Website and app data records

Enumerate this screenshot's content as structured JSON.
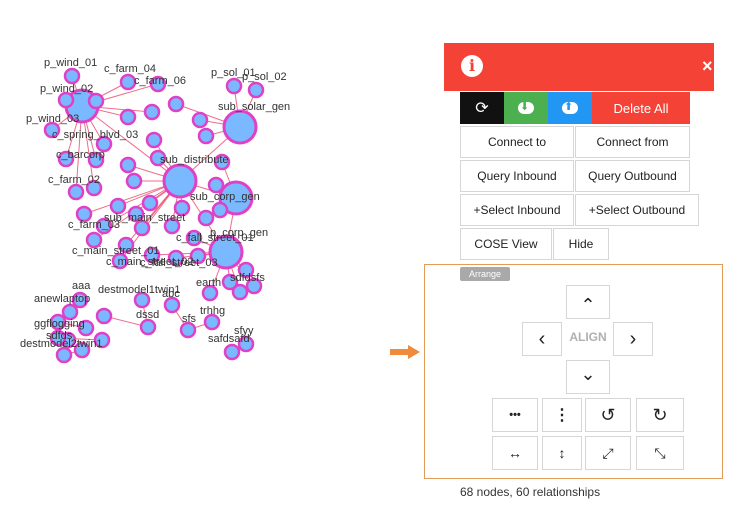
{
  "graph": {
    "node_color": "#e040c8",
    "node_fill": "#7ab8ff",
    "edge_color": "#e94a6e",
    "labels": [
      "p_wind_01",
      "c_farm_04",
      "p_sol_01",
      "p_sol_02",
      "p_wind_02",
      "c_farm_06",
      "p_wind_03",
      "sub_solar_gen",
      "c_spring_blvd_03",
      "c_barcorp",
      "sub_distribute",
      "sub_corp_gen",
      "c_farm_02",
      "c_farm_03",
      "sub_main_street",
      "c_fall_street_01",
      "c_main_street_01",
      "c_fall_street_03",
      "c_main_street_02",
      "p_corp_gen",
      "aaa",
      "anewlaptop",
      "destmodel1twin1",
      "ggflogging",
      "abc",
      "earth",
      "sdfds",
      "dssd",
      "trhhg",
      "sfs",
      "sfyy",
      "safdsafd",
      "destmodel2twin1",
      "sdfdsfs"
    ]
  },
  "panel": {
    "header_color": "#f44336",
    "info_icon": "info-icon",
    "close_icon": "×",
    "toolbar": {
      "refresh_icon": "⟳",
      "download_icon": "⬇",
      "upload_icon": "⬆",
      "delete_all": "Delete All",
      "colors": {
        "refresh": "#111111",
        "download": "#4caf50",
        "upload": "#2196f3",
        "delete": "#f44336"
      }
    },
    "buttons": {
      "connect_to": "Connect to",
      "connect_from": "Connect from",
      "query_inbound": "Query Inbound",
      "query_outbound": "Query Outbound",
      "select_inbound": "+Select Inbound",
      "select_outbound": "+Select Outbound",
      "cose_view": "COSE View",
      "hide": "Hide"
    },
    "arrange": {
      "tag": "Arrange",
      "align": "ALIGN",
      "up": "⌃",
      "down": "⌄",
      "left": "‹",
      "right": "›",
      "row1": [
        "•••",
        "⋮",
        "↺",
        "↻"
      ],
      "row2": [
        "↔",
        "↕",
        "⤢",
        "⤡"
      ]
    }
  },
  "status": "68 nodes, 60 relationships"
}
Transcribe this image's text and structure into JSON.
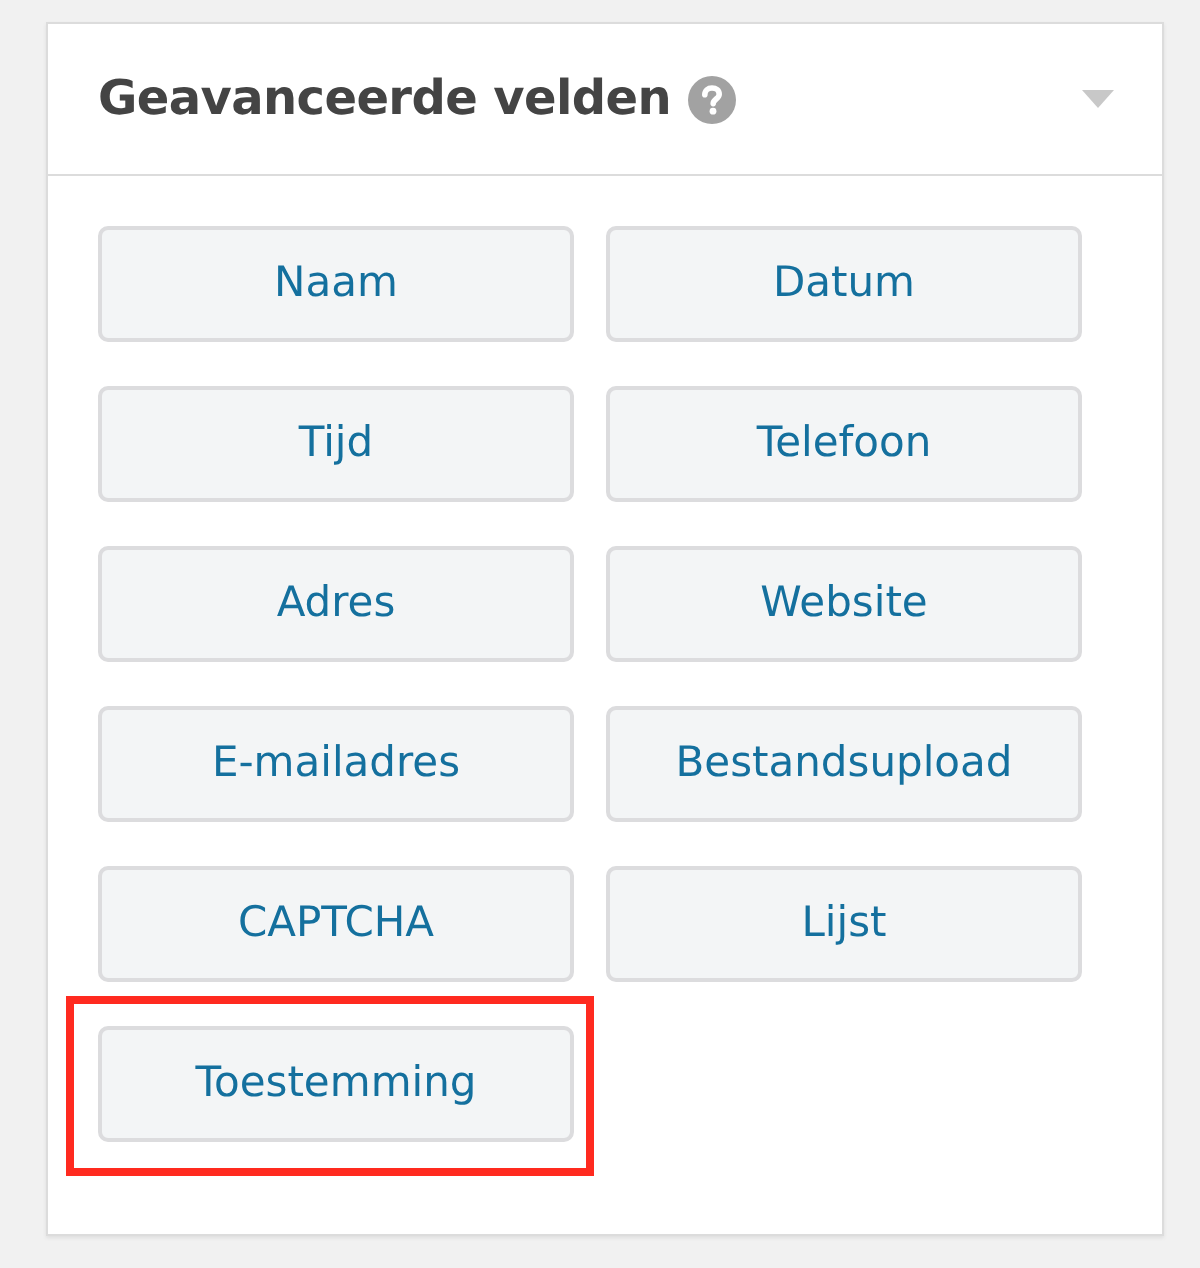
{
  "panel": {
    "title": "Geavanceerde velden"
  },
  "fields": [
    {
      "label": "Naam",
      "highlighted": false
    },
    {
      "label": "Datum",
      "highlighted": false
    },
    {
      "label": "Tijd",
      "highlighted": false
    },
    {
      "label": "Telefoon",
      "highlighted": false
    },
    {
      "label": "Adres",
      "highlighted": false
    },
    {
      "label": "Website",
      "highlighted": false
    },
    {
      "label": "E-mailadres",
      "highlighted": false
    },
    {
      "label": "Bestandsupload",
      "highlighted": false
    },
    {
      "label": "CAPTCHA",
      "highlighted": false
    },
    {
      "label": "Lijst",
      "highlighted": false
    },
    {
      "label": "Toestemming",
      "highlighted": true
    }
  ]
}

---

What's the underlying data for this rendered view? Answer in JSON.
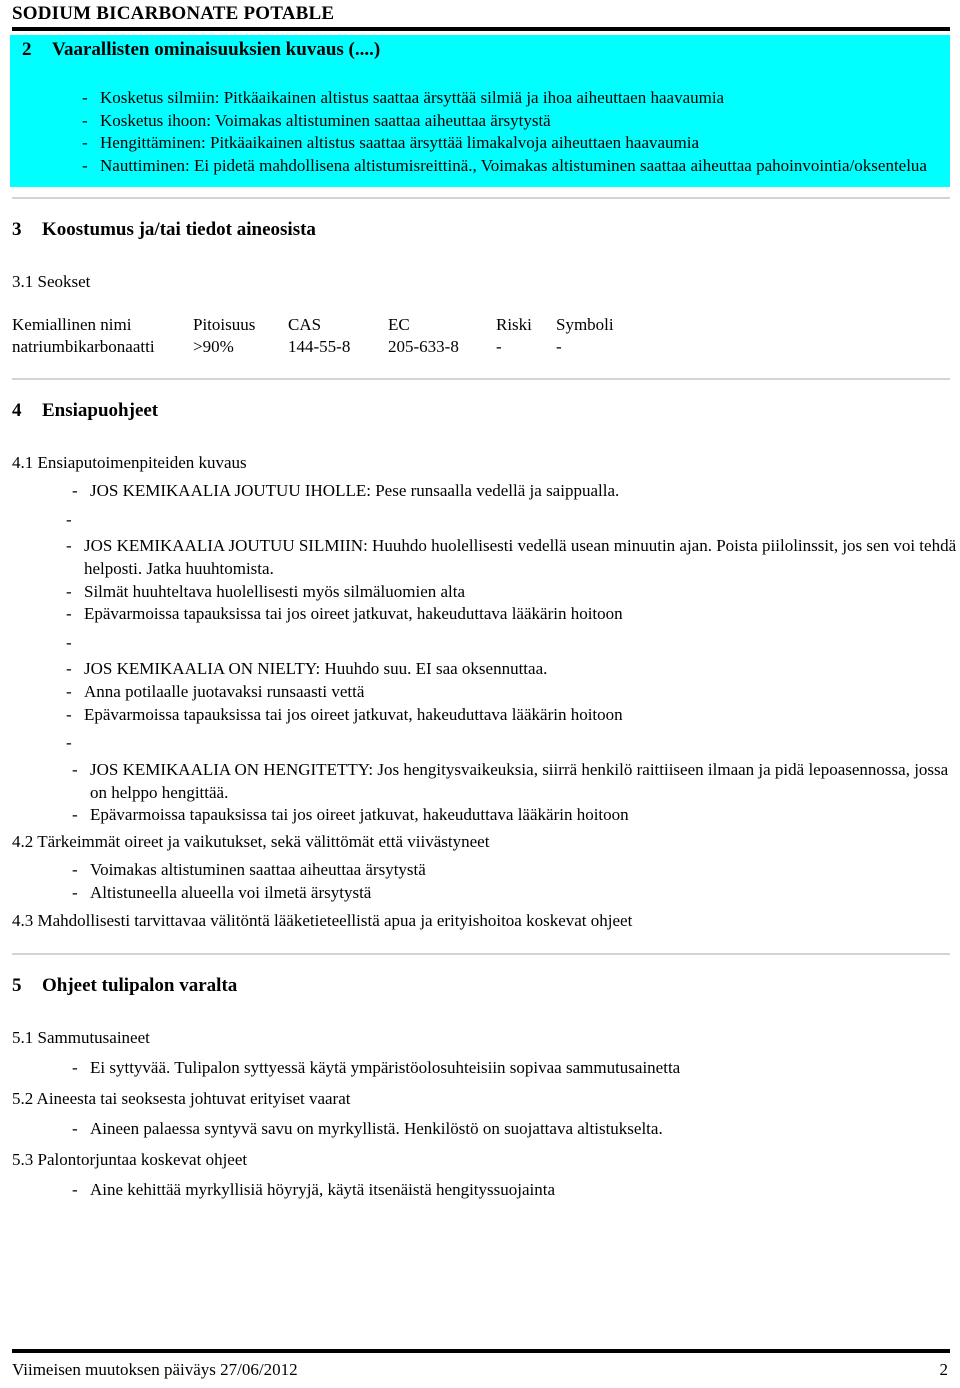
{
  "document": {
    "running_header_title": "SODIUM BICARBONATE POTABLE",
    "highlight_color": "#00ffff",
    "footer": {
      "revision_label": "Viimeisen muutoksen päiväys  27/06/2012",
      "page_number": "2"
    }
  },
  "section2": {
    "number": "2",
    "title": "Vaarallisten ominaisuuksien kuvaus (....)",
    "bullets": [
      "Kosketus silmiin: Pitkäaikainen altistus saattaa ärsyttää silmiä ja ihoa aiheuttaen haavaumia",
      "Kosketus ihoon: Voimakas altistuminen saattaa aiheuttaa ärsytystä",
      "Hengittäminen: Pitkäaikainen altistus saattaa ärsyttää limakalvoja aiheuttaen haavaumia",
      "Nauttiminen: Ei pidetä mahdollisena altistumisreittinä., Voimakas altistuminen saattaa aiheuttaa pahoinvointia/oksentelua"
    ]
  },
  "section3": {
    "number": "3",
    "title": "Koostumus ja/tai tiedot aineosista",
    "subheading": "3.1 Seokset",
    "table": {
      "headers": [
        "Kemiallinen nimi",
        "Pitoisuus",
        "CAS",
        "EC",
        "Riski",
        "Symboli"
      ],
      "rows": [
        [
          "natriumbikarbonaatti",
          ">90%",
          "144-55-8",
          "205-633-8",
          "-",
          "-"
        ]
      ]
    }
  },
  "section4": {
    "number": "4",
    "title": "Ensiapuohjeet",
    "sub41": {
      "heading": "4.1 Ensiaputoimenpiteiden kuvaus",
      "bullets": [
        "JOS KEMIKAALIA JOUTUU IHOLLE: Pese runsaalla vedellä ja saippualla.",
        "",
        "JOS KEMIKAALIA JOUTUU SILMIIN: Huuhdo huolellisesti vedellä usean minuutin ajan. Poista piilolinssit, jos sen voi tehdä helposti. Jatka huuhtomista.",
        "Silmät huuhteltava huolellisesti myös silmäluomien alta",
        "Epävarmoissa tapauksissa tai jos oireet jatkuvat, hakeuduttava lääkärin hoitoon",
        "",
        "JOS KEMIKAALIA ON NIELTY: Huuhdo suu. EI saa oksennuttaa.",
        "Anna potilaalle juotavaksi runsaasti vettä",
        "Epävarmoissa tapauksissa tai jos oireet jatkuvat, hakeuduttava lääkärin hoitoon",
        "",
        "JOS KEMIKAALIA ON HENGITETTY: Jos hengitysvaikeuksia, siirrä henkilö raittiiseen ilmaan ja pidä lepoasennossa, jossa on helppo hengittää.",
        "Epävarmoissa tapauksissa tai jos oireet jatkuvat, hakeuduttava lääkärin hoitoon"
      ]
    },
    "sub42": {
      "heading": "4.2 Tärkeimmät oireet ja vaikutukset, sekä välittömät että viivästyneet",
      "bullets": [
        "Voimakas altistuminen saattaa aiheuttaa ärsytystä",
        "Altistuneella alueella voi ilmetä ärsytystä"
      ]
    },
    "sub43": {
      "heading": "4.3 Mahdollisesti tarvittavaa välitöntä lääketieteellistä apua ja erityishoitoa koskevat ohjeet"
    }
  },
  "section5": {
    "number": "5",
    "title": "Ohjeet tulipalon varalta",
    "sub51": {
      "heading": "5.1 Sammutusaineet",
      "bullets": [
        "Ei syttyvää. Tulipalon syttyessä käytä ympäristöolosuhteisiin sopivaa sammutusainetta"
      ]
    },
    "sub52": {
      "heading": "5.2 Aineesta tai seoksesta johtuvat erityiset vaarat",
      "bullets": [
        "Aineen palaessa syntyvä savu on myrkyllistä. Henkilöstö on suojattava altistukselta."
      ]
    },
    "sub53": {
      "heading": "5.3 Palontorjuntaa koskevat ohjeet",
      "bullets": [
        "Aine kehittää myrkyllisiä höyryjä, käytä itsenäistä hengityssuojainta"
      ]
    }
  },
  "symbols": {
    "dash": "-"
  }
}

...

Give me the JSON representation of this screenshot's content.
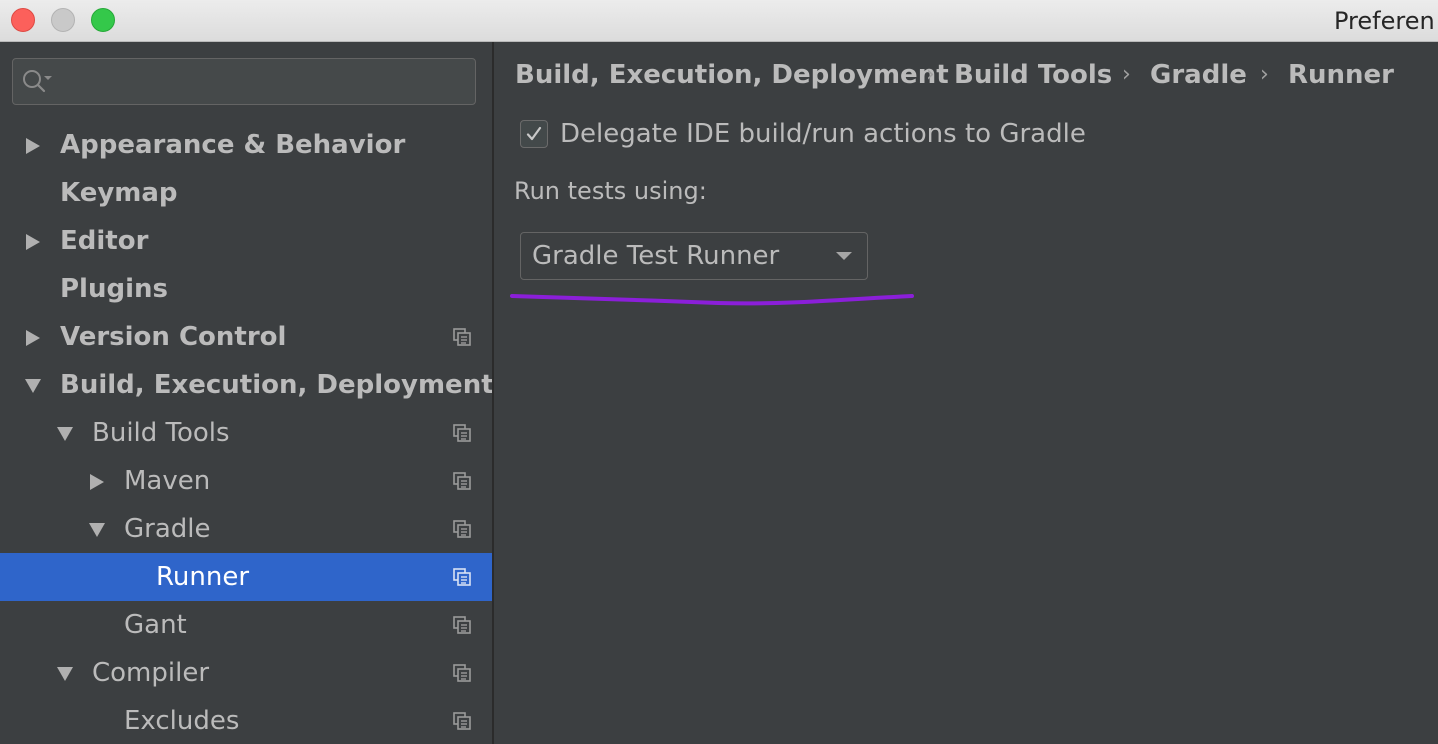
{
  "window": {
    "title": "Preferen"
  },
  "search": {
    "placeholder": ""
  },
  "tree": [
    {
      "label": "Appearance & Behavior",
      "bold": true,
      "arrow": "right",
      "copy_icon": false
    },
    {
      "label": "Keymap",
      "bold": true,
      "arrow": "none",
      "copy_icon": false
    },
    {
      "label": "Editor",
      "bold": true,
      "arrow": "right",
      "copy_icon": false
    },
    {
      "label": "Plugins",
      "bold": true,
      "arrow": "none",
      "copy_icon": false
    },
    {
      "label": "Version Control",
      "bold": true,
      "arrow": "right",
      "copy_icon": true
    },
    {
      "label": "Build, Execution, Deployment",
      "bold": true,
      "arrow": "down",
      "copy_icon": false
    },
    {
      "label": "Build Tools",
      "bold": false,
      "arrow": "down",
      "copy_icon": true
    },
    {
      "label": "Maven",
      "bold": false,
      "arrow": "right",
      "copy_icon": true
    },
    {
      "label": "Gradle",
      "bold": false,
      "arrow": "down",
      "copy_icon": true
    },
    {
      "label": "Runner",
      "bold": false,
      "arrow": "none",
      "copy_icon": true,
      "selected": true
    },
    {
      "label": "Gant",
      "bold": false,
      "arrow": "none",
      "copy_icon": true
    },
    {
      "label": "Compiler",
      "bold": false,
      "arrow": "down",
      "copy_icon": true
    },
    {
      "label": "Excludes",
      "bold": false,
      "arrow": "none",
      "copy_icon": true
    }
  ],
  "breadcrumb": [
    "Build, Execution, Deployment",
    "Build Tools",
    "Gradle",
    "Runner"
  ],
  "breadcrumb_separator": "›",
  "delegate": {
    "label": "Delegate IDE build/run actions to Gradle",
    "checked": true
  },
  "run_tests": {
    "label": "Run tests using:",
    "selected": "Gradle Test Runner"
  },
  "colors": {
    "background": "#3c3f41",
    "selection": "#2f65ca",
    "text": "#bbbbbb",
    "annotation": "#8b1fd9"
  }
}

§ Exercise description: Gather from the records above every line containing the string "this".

§ Problem solution:
Enumerate this screenshot's content as structured JSON.
Transcribe this image's text and structure into JSON.
What's the underlying data for this rendered view? Answer in JSON.
Give me the JSON representation of this screenshot's content.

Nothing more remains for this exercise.